Work request =
Could you find each line of the data below that contains the word "доступа" and copy those lines?

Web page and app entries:
--
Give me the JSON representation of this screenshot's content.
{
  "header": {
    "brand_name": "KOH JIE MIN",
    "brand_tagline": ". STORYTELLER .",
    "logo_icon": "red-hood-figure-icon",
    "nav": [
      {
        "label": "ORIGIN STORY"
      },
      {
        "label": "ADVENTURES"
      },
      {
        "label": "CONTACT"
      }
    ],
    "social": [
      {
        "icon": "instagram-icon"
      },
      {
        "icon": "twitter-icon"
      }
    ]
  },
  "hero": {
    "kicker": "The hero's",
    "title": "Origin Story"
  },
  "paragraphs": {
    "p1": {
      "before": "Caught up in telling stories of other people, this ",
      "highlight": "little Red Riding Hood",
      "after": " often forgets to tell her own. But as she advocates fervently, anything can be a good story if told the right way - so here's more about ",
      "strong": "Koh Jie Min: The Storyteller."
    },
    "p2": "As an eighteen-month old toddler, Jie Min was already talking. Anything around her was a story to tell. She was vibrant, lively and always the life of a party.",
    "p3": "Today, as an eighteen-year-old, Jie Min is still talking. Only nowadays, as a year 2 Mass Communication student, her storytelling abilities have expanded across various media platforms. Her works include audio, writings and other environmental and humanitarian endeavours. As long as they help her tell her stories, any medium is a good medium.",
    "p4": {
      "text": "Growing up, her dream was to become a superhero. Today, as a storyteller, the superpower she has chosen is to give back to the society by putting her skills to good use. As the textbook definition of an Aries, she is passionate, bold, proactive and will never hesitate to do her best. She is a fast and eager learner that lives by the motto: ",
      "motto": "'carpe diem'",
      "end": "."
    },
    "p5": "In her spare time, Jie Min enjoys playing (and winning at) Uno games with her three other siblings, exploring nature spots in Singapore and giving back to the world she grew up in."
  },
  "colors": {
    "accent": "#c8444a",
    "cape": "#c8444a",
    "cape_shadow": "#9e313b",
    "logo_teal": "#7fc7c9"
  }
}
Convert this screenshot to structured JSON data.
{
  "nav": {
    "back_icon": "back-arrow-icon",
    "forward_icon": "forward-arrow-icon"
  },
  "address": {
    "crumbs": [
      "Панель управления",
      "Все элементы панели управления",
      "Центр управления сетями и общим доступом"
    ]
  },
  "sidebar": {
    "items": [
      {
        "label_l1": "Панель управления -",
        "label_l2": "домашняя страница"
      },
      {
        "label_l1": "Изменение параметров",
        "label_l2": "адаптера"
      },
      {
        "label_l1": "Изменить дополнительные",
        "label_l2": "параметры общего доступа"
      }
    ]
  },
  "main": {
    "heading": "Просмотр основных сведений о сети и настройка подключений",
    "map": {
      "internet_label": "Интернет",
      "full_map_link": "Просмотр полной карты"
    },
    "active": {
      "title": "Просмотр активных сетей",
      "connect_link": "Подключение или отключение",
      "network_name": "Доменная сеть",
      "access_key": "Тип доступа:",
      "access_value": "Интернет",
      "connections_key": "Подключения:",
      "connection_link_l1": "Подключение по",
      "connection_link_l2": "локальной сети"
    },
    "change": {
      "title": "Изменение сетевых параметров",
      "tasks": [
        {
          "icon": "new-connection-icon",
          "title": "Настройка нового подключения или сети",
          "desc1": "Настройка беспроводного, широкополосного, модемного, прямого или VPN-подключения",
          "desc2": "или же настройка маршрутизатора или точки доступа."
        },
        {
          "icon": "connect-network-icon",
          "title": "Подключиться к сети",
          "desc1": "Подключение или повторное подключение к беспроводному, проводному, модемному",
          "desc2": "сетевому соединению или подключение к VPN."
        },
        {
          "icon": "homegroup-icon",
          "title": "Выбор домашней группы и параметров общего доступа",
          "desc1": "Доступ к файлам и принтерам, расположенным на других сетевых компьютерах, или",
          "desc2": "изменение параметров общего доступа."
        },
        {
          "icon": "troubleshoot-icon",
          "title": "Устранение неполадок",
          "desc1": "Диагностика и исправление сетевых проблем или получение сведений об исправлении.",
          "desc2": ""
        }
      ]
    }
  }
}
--
Output =
        "label_l2": "параметры общего доступа"
      "access_key": "Тип доступа:",
          "desc2": "или же настройка маршрутизатора или точки доступа."
          "title": "Выбор домашней группы и параметров общего доступа",
          "desc2": "изменение параметров общего доступа."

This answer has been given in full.